[Dataset records]
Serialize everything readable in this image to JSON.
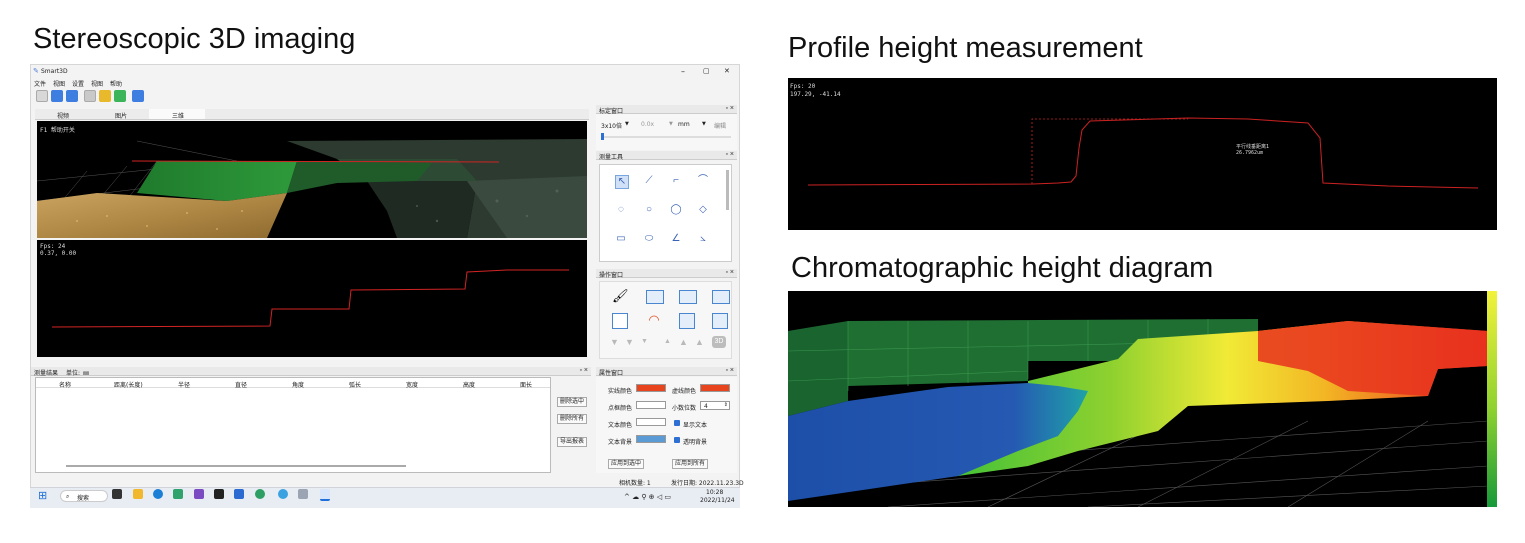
{
  "titles": {
    "stereo": "Stereoscopic 3D imaging",
    "profile": "Profile height measurement",
    "chroma": "Chromatographic height diagram"
  },
  "app": {
    "name": "Smart3D",
    "window_controls": [
      "–",
      "▢",
      "✕"
    ],
    "menu": [
      "文件",
      "视图",
      "设置",
      "视图",
      "帮助"
    ],
    "tabs": [
      "视频",
      "图片",
      "三维"
    ],
    "view3d_label": "F1 帮助开关",
    "profile_fps": "Fps: 24",
    "profile_coord": "0.37, 0.00"
  },
  "calib": {
    "title": "标定窗口",
    "magnification": "3x10倍",
    "zoom": "0.0x",
    "unit": "mm",
    "edit_label": "编辑"
  },
  "measure_tools": {
    "title": "测量工具"
  },
  "ops": {
    "title": "操作窗口",
    "label_3d": "3D"
  },
  "results": {
    "title": "测量结果",
    "unit_label": "单位:",
    "unit_value": "㎜",
    "columns": [
      "名称",
      "距离(长度)",
      "半径",
      "直径",
      "角度",
      "弧长",
      "宽度",
      "高度",
      "面长"
    ],
    "buttons": [
      "删除选中",
      "删除所有",
      "导出报表"
    ]
  },
  "props": {
    "title": "属性窗口",
    "solid_color_label": "实线颜色",
    "dashed_color_label": "虚线颜色",
    "point_color_label": "点框颜色",
    "decimals_label": "小数位数",
    "decimals_value": "4",
    "text_color_label": "文本颜色",
    "show_text_label": "显示文本",
    "text_bg_label": "文本背景",
    "transparent_bg_label": "透明背景",
    "apply_selected": "应用到选中",
    "apply_all": "应用到所有",
    "solid_color": "#e8441e",
    "dashed_color": "#e8441e",
    "text_bg_color": "#5b9bd5"
  },
  "statusbar": {
    "camera_count": "相机数量: 1",
    "release_date": "发行日期: 2022.11.23.3D"
  },
  "taskbar": {
    "search": "搜索",
    "time": "10:28",
    "date": "2022/11/24"
  },
  "profile_panel": {
    "fps": "Fps: 20",
    "coord": "197.29, -41.14",
    "annot_label": "平行线垂距离1",
    "annot_value": "26.7962um"
  }
}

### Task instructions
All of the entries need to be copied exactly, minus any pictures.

### Written answer
Serialize everything readable in this image to JSON.
{
  "titles": {
    "stereo": "Stereoscopic 3D imaging",
    "profile": "Profile height measurement",
    "chroma": "Chromatographic height diagram"
  },
  "app": {
    "name": "Smart3D",
    "window_controls": [
      "–",
      "▢",
      "✕"
    ],
    "menu": [
      "文件",
      "视图",
      "设置",
      "视图",
      "帮助"
    ],
    "tabs": [
      "视频",
      "图片",
      "三维"
    ],
    "view3d_label": "F1 帮助开关",
    "profile_fps": "Fps: 24",
    "profile_coord": "0.37, 0.00"
  },
  "calib": {
    "title": "标定窗口",
    "magnification": "3x10倍",
    "zoom": "0.0x",
    "unit": "mm",
    "edit_label": "编辑"
  },
  "measure_tools": {
    "title": "测量工具"
  },
  "ops": {
    "title": "操作窗口",
    "label_3d": "3D"
  },
  "results": {
    "title": "测量结果",
    "unit_label": "单位:",
    "unit_value": "㎜",
    "columns": [
      "名称",
      "距离(长度)",
      "半径",
      "直径",
      "角度",
      "弧长",
      "宽度",
      "高度",
      "面长"
    ],
    "buttons": [
      "删除选中",
      "删除所有",
      "导出报表"
    ]
  },
  "props": {
    "title": "属性窗口",
    "solid_color_label": "实线颜色",
    "dashed_color_label": "虚线颜色",
    "point_color_label": "点框颜色",
    "decimals_label": "小数位数",
    "decimals_value": "4",
    "text_color_label": "文本颜色",
    "show_text_label": "显示文本",
    "text_bg_label": "文本背景",
    "transparent_bg_label": "透明背景",
    "apply_selected": "应用到选中",
    "apply_all": "应用到所有",
    "solid_color": "#e8441e",
    "dashed_color": "#e8441e",
    "text_bg_color": "#5b9bd5"
  },
  "statusbar": {
    "camera_count": "相机数量: 1",
    "release_date": "发行日期: 2022.11.23.3D"
  },
  "taskbar": {
    "search": "搜索",
    "time": "10:28",
    "date": "2022/11/24"
  },
  "profile_panel": {
    "fps": "Fps: 20",
    "coord": "197.29, -41.14",
    "annot_label": "平行线垂距离1",
    "annot_value": "26.7962um"
  }
}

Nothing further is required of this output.